■ **WHAT IS NEEDED**: State how many lines in the records below contain the string "content", and give nothing besides that number.

■ **THE INPUT**:
----------

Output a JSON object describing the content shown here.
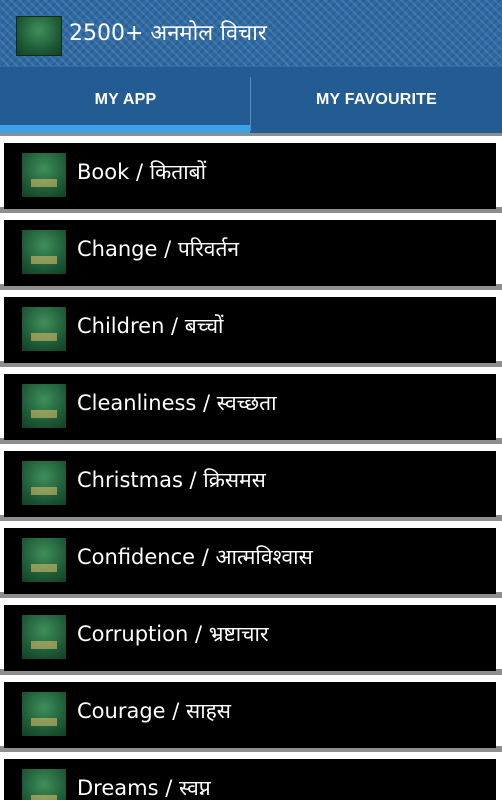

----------

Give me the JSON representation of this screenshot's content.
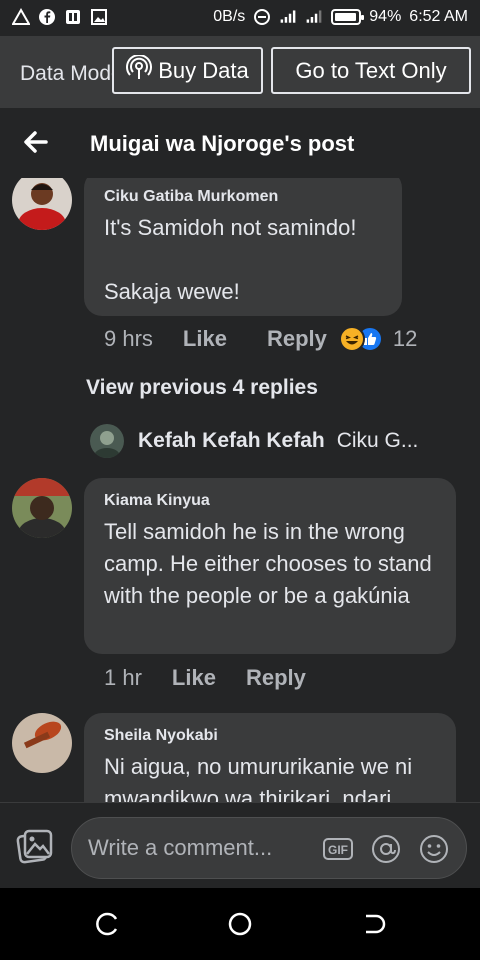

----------

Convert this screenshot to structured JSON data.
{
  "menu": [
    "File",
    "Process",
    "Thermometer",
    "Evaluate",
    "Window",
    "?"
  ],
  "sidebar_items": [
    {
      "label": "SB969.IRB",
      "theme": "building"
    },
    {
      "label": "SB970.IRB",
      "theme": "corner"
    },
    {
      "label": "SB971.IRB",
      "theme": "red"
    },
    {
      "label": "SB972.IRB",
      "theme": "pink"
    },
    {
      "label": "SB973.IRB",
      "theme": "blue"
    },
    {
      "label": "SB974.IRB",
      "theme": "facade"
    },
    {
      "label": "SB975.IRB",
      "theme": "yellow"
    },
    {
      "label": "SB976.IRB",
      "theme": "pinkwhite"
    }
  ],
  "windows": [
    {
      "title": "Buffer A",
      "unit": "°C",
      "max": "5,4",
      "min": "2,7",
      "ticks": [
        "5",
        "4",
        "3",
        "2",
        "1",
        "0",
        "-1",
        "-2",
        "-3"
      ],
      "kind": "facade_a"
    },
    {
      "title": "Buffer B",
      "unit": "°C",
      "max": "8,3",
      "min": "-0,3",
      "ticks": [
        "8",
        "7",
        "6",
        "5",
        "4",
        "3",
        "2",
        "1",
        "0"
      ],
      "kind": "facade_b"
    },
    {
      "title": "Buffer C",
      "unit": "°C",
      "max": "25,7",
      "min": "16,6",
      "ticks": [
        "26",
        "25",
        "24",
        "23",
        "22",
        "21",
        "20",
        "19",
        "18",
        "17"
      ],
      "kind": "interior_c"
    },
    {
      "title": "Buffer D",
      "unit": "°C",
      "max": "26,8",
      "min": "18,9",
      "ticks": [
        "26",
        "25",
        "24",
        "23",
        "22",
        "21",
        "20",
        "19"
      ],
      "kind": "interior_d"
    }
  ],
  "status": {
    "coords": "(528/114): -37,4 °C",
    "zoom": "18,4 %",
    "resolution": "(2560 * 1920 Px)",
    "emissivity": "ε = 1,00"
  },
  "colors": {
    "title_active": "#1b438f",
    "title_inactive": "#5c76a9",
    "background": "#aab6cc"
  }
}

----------

■ **YOUR SOLUTION**: 2